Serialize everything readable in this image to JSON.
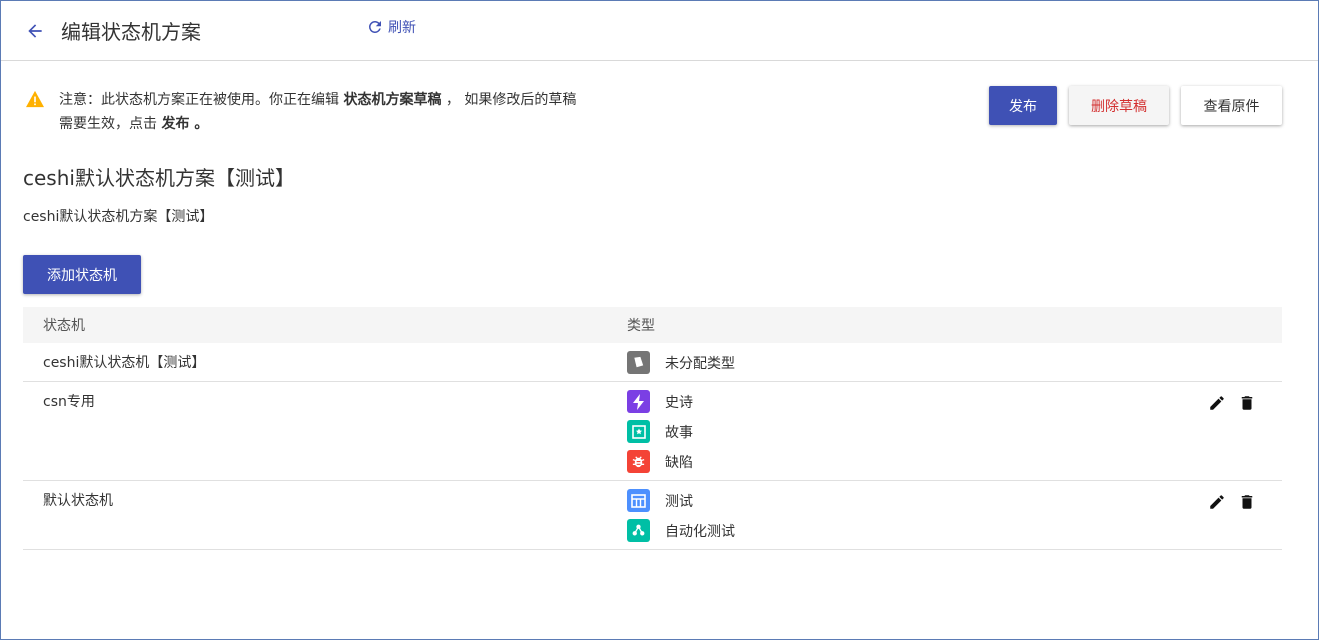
{
  "header": {
    "title": "编辑状态机方案",
    "refresh_label": "刷新"
  },
  "notice": {
    "part1": "注意：此状态机方案正在被使用。你正在编辑 ",
    "bold1": "状态机方案草稿",
    "part2": " ， 如果修改后的草稿",
    "part3": "需要生效，点击 ",
    "bold2": "发布",
    "part4": " 。"
  },
  "actions": {
    "publish": "发布",
    "delete_draft": "删除草稿",
    "view_original": "查看原件"
  },
  "scheme": {
    "title": "ceshi默认状态机方案【测试】",
    "description": "ceshi默认状态机方案【测试】"
  },
  "add_button": "添加状态机",
  "table": {
    "headers": {
      "name": "状态机",
      "type": "类型"
    },
    "rows": [
      {
        "name": "ceshi默认状态机【测试】",
        "types": [
          {
            "label": "未分配类型",
            "icon": "unassigned-icon",
            "color": "#757575"
          }
        ]
      },
      {
        "name": "csn专用",
        "types": [
          {
            "label": "史诗",
            "icon": "lightning-icon",
            "color": "#7b3fe4"
          },
          {
            "label": "故事",
            "icon": "bookmark-icon",
            "color": "#00bfa5"
          },
          {
            "label": "缺陷",
            "icon": "bug-icon",
            "color": "#f44336"
          }
        ]
      },
      {
        "name": "默认状态机",
        "types": [
          {
            "label": "测试",
            "icon": "table-icon",
            "color": "#4d90fe"
          },
          {
            "label": "自动化测试",
            "icon": "automation-icon",
            "color": "#00bfa5"
          }
        ]
      }
    ]
  },
  "colors": {
    "primary": "#3f51b5",
    "danger_text": "#d32f2f",
    "warning": "#ffb100"
  }
}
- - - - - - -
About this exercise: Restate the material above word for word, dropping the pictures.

Problem solution:
Serialize everything readable in this image to JSON.
{
  "header": {
    "title": "编辑状态机方案",
    "refresh_label": "刷新"
  },
  "notice": {
    "part1": "注意：此状态机方案正在被使用。你正在编辑 ",
    "bold1": "状态机方案草稿",
    "part2": " ， 如果修改后的草稿",
    "part3": "需要生效，点击 ",
    "bold2": "发布",
    "part4": " 。"
  },
  "actions": {
    "publish": "发布",
    "delete_draft": "删除草稿",
    "view_original": "查看原件"
  },
  "scheme": {
    "title": "ceshi默认状态机方案【测试】",
    "description": "ceshi默认状态机方案【测试】"
  },
  "add_button": "添加状态机",
  "table": {
    "headers": {
      "name": "状态机",
      "type": "类型"
    },
    "rows": [
      {
        "name": "ceshi默认状态机【测试】",
        "types": [
          {
            "label": "未分配类型",
            "icon": "unassigned-icon",
            "color": "#757575"
          }
        ]
      },
      {
        "name": "csn专用",
        "types": [
          {
            "label": "史诗",
            "icon": "lightning-icon",
            "color": "#7b3fe4"
          },
          {
            "label": "故事",
            "icon": "bookmark-icon",
            "color": "#00bfa5"
          },
          {
            "label": "缺陷",
            "icon": "bug-icon",
            "color": "#f44336"
          }
        ]
      },
      {
        "name": "默认状态机",
        "types": [
          {
            "label": "测试",
            "icon": "table-icon",
            "color": "#4d90fe"
          },
          {
            "label": "自动化测试",
            "icon": "automation-icon",
            "color": "#00bfa5"
          }
        ]
      }
    ]
  },
  "colors": {
    "primary": "#3f51b5",
    "danger_text": "#d32f2f",
    "warning": "#ffb100"
  }
}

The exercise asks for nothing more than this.